Mold is a common concern in rental properties, often leading to confusion and disputes between tenants and landlords. Understanding the responsibilities, rights, and steps for mold prevention and remediation is crucial for maintaining a healthy living environment. This article aims to shed light on these aspects, helping both parties navigate the complexities of mold in rental properties.
Who is Responsible for Mold in Rental Properties?
The responsibility for mold in rental properties depend on the cause of the mold growth. If the mold results from tenant negligence, such as poor cleanliness or failure to report leaks, the tenant is responsible. Conversely, landlords are accountable for maintaining habitable housing and addressing problems. If mold arises due to landlord negligence, they bear the responsibility.
Is the Tenant Responsible?
The obligation for mold testing hinges on three factors:
- Who caused the mold growth?
- Whether the tenant promptly informed the landlord or property.
- The landlord or property managers response to the notification.
State-specific tenant-landlord regulations also play a role in determining responsibilities.
Rent Withholding: Tenants may withhold rent if they believe mold has made their apartment uninhabitable and based on the “implied warranty of habitability.” A legal doctrine that requires landlords to provide livable conditions and implies that habitability includes being free from harmful mold.
Repair and Deduct: Tenants can take care of mold cleanup themselves and later deduct the cost from their rent. This strategy allows tenants to address urgent mold issues without waiting for landlord action.
Liability for Landlords and Property Managers
No Specific Mold Laws: There are no federal or Florida-specific laws that directly address an owners responsibilities or liability concerning mold prevention and remediation.
Negligence and Harm: Tenants who believe they have been harmed by mold can seek damages in court. If a landlord is found negligent in creating or allowing a mold problem to persist, they could be liable for harm caused to tenants. This suggests that general principles of negligence and habitability apply in mold-related cases.
Mold Disclosure Requirements
No Mandatory Disclosure: Unfortunately, Florida has no requirement for landlords to disclose high concentrations of mold to prospective tenants or buyers and contrasts with federal requirements for lead paint disclosure.
Implicit Disclosure Expectations: While not legally required, landlords or property managers should be ready to answer questions about potential mold-related issues, especially when selling a property.
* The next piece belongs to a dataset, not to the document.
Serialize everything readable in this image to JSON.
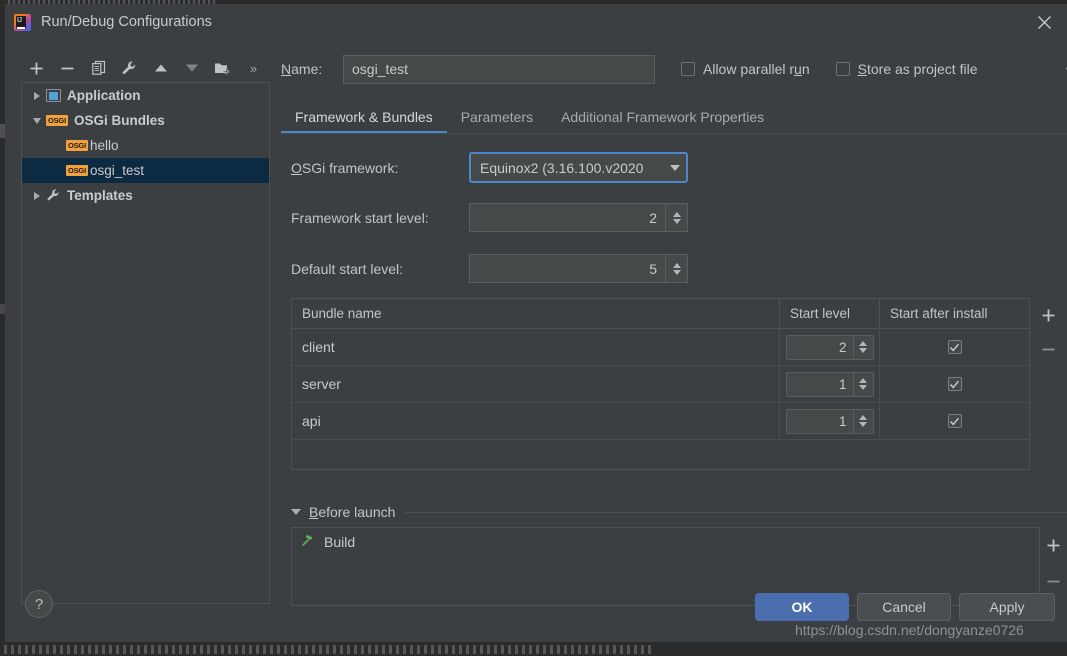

It implies an expectation of honesty and transparency in real estate transactions.
Security Deposits and Mold
Deducting Costs: Florida law allows landlords to deduct mold cleanup costs caused by a tenant from the security deposit and is contingent on damage beyond ordinary wear and tear.
Notice Requirement: Landlords must provide a written explanation of mold damage costs within 30 days of the tenants lease termination. If the tenant has no objections within 15 days, the remainder of the deposit must be returned within 30 days. This process ensures that tenants are informed and have the opportunity to dispute charges.
Prevention and Action
Proactive Measures: Preventing mold problems and taking prompt action when discovered is vital. While not explicitly stated in law, it can be viewed as part of a landlord or property managers duty to maintain habitable living conditions.
Mold Assessment Services recommends an inspection on an annual basis and completing an inventory of your home at least every 6 months. This helps speed the process if filing a claim.
The absence of specific mold laws in Florida places a greater emphasis on general legal principles such as habitability, negligence, and the landlord or property managers duty to maintain the property.
Tenants have self-help options, but these come with legal risks and should be pursued with an understanding of their limitations and potential consequences.
Landlords or property managers should proactively address mold issues to avoid potential legal liabilities and maintain habitability.
This legal analysis indicates that while Florida doesn’t have specific mold laws, general legal principles and existing statutes provide a framework for addressing mold issues in rental properties.
Mold in Rental Properties? Contact MAS
Are you a tenant or landlord grappling with mold in your rental property? Understanding your responsibilities and rights is crucial, but navigating the complexities of mold assessment and remediation can be daunting. That’s where Mold Assessment Services come into play.
Our expert team specializes in identifying, assessing, and providing solutions for mold-related issues in rental properties. We ensure accurate mold testing and effective remediation strategies, and offer guidance on prevention measures. Don’t let mold disputes and health hazards overwhelm you; let Mold Assessment Services provide the expertise and peace of mind you need. Contact us today.